• Excerpts from an interface dataset:
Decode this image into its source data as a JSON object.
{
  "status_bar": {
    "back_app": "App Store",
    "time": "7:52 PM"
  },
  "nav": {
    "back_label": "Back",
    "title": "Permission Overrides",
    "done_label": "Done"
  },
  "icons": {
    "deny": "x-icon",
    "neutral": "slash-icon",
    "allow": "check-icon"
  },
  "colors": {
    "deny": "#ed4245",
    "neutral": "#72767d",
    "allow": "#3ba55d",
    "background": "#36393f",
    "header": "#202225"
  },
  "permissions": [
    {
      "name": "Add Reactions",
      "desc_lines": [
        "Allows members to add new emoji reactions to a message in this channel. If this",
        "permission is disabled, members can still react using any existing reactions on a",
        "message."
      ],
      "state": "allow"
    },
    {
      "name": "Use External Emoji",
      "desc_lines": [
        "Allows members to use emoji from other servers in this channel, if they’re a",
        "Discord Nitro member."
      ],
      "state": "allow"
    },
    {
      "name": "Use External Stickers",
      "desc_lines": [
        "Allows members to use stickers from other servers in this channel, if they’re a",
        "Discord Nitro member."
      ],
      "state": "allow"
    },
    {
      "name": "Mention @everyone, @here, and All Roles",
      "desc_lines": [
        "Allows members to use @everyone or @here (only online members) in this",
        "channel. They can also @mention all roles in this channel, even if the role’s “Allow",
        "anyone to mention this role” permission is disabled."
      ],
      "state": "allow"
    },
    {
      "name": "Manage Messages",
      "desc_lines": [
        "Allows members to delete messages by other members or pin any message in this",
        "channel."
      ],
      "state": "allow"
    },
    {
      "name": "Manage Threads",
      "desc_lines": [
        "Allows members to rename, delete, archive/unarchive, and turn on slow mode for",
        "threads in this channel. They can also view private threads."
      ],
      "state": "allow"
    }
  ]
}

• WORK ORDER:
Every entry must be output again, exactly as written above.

• PROBLEM SOLUTION:
Decode this image into its source data as a JSON object.
{
  "status_bar": {
    "back_app": "App Store",
    "time": "7:52 PM"
  },
  "nav": {
    "back_label": "Back",
    "title": "Permission Overrides",
    "done_label": "Done"
  },
  "icons": {
    "deny": "x-icon",
    "neutral": "slash-icon",
    "allow": "check-icon"
  },
  "colors": {
    "deny": "#ed4245",
    "neutral": "#72767d",
    "allow": "#3ba55d",
    "background": "#36393f",
    "header": "#202225"
  },
  "permissions": [
    {
      "name": "Add Reactions",
      "desc_lines": [
        "Allows members to add new emoji reactions to a message in this channel. If this",
        "permission is disabled, members can still react using any existing reactions on a",
        "message."
      ],
      "state": "allow"
    },
    {
      "name": "Use External Emoji",
      "desc_lines": [
        "Allows members to use emoji from other servers in this channel, if they’re a",
        "Discord Nitro member."
      ],
      "state": "allow"
    },
    {
      "name": "Use External Stickers",
      "desc_lines": [
        "Allows members to use stickers from other servers in this channel, if they’re a",
        "Discord Nitro member."
      ],
      "state": "allow"
    },
    {
      "name": "Mention @everyone, @here, and All Roles",
      "desc_lines": [
        "Allows members to use @everyone or @here (only online members) in this",
        "channel. They can also @mention all roles in this channel, even if the role’s “Allow",
        "anyone to mention this role” permission is disabled."
      ],
      "state": "allow"
    },
    {
      "name": "Manage Messages",
      "desc_lines": [
        "Allows members to delete messages by other members or pin any message in this",
        "channel."
      ],
      "state": "allow"
    },
    {
      "name": "Manage Threads",
      "desc_lines": [
        "Allows members to rename, delete, archive/unarchive, and turn on slow mode for",
        "threads in this channel. They can also view private threads."
      ],
      "state": "allow"
    }
  ]
}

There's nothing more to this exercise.